A new article by the Associated Press looks at how the healthcare reform law may affect premiums among younger men. Here is an excerpt:
On average, people younger than 35 who are buying their own insurance on the individual market would pay $42 a month more, according to an analysis by Rand Health, a research division of the nonpartisan Rand Corp.
The analysis, conducted for The Associated Press, examined the effect of the law’s limits on age-based pricing, not other ways the legislation might affect premiums, said Elizabeth McGlynn of Rand Health.
Jim O’Connor, an actuary with the independent consulting firm Milliman Inc., came up with similar estimates of 10 to 30 percent increases for young males, averaging about 15 percent.
“Young males will be hit the hardest,” O’Connor says, because they have lower health care costs than young females and older people who go to doctors more often and use more medical services.
Predicting exactly how much any individual’s insurance premium would rise or fall is impossible, experts say, because so much is changing at once. But it is possible to isolate the effect of the law’s limits on age-based pricing.

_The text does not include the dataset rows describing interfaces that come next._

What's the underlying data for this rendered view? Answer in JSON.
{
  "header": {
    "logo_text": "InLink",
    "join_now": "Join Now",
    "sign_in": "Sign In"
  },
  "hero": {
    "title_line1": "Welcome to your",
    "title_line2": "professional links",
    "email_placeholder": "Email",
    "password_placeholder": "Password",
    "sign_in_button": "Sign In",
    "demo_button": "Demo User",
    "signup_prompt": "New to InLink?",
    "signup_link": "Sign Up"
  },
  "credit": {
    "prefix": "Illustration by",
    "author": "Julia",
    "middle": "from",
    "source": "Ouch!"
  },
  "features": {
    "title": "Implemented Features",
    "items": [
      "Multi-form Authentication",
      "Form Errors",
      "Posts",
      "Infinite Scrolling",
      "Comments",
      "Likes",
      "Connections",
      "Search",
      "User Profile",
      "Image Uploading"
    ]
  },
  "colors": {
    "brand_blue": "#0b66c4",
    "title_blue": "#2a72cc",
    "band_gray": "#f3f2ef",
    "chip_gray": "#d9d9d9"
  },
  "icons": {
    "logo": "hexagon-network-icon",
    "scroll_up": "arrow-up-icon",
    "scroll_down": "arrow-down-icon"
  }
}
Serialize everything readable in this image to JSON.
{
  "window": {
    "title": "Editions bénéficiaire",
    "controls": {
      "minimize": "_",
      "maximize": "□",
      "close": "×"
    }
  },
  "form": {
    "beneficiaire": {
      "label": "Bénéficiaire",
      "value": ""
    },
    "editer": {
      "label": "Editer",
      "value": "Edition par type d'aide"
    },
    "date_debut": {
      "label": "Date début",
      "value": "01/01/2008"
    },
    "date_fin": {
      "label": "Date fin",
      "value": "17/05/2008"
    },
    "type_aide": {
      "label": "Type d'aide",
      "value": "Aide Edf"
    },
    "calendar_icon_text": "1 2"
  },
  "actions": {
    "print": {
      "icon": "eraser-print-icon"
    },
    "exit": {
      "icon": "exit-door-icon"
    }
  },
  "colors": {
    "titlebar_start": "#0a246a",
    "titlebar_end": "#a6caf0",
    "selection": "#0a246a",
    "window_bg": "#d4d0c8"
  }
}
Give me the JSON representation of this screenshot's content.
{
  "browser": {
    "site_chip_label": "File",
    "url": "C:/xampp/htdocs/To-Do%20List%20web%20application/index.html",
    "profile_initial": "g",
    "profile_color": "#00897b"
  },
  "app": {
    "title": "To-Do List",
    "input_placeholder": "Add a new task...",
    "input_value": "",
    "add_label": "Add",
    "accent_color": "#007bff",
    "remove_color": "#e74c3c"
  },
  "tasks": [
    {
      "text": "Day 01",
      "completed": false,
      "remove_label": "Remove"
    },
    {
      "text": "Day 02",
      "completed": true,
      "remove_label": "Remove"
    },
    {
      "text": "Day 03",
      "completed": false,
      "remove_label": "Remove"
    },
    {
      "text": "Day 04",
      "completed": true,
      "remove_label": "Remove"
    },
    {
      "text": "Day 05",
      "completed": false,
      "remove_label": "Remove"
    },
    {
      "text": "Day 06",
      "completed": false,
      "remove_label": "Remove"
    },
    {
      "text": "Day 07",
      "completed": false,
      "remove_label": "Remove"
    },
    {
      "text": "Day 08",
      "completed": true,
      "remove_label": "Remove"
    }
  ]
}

This final caveat is important. In addition to an individual’s unique situation, any impact on premium will also depend on the particular insurance product in question and on the regulatory climate of a given state, not to mention various other factors.